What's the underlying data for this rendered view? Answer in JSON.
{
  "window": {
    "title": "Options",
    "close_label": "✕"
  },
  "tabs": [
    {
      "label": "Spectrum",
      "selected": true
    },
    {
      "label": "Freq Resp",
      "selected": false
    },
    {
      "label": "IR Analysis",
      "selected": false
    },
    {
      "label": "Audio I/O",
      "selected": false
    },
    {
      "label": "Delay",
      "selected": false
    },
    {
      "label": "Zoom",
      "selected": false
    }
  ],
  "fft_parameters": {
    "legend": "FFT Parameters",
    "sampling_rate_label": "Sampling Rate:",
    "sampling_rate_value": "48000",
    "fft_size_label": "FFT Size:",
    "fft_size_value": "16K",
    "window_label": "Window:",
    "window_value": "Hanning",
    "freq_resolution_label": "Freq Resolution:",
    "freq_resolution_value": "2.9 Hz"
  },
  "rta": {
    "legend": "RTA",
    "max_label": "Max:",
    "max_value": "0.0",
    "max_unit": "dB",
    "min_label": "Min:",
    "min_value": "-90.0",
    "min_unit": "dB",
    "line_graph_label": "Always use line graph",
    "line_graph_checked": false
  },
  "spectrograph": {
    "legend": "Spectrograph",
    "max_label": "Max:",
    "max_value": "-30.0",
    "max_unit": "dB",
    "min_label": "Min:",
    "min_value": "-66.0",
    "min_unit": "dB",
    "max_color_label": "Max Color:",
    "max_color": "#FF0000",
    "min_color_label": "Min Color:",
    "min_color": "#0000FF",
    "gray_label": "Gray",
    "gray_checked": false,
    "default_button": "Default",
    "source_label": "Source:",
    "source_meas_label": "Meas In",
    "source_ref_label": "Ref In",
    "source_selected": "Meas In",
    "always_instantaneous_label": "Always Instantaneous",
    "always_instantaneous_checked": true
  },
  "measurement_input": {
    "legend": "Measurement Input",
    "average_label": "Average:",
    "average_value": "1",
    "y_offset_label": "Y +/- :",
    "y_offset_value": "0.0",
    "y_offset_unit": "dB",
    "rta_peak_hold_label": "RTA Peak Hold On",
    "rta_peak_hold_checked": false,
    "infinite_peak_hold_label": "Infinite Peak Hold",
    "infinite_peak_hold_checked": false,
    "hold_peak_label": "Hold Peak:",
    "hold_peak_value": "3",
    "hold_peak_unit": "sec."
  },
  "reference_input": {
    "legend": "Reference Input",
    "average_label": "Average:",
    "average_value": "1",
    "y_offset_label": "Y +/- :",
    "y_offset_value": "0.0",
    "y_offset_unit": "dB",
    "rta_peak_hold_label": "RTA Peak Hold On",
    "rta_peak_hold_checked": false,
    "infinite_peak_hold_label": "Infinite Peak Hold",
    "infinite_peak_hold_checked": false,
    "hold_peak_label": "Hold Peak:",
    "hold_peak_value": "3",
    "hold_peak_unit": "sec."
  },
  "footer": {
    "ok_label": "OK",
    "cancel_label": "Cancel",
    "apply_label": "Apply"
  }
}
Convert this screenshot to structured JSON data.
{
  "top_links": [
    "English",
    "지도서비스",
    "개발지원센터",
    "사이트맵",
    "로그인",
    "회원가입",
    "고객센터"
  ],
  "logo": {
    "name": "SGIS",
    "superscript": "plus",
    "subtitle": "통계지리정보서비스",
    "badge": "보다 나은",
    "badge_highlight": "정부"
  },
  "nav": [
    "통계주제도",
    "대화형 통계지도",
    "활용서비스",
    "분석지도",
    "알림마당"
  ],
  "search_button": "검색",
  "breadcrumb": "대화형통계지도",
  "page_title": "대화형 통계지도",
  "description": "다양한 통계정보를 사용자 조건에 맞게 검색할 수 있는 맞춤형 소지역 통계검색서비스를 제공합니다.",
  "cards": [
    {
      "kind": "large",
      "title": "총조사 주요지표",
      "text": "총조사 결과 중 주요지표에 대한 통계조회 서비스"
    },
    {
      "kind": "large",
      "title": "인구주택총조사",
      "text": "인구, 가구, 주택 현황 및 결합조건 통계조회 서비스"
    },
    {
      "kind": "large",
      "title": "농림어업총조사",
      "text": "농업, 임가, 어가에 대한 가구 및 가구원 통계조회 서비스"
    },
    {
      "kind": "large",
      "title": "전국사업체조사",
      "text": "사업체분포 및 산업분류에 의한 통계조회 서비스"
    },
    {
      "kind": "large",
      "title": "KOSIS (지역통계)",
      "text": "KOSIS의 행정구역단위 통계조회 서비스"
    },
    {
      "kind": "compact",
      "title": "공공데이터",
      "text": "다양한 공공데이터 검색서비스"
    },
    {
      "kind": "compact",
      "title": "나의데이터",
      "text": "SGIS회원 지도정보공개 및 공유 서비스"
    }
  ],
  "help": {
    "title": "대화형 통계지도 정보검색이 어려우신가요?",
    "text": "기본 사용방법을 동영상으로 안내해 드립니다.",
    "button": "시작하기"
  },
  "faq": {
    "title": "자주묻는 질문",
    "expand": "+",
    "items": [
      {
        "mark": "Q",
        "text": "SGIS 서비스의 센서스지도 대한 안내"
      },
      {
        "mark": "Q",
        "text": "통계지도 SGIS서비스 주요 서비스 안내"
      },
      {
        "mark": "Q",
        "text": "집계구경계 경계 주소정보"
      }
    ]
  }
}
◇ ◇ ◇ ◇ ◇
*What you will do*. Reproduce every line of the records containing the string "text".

*Answer to the exercise*.
      "text": "총조사 결과 중 주요지표에 대한 통계조회 서비스"
      "text": "인구, 가구, 주택 현황 및 결합조건 통계조회 서비스"
      "text": "농업, 임가, 어가에 대한 가구 및 가구원 통계조회 서비스"
      "text": "사업체분포 및 산업분류에 의한 통계조회 서비스"
      "text": "KOSIS의 행정구역단위 통계조회 서비스"
      "text": "다양한 공공데이터 검색서비스"
      "text": "SGIS회원 지도정보공개 및 공유 서비스"
    "text": "기본 사용방법을 동영상으로 안내해 드립니다.",
        "text": "SGIS 서비스의 센서스지도 대한 안내"
        "text": "통계지도 SGIS서비스 주요 서비스 안내"
        "text": "집계구경계 경계 주소정보"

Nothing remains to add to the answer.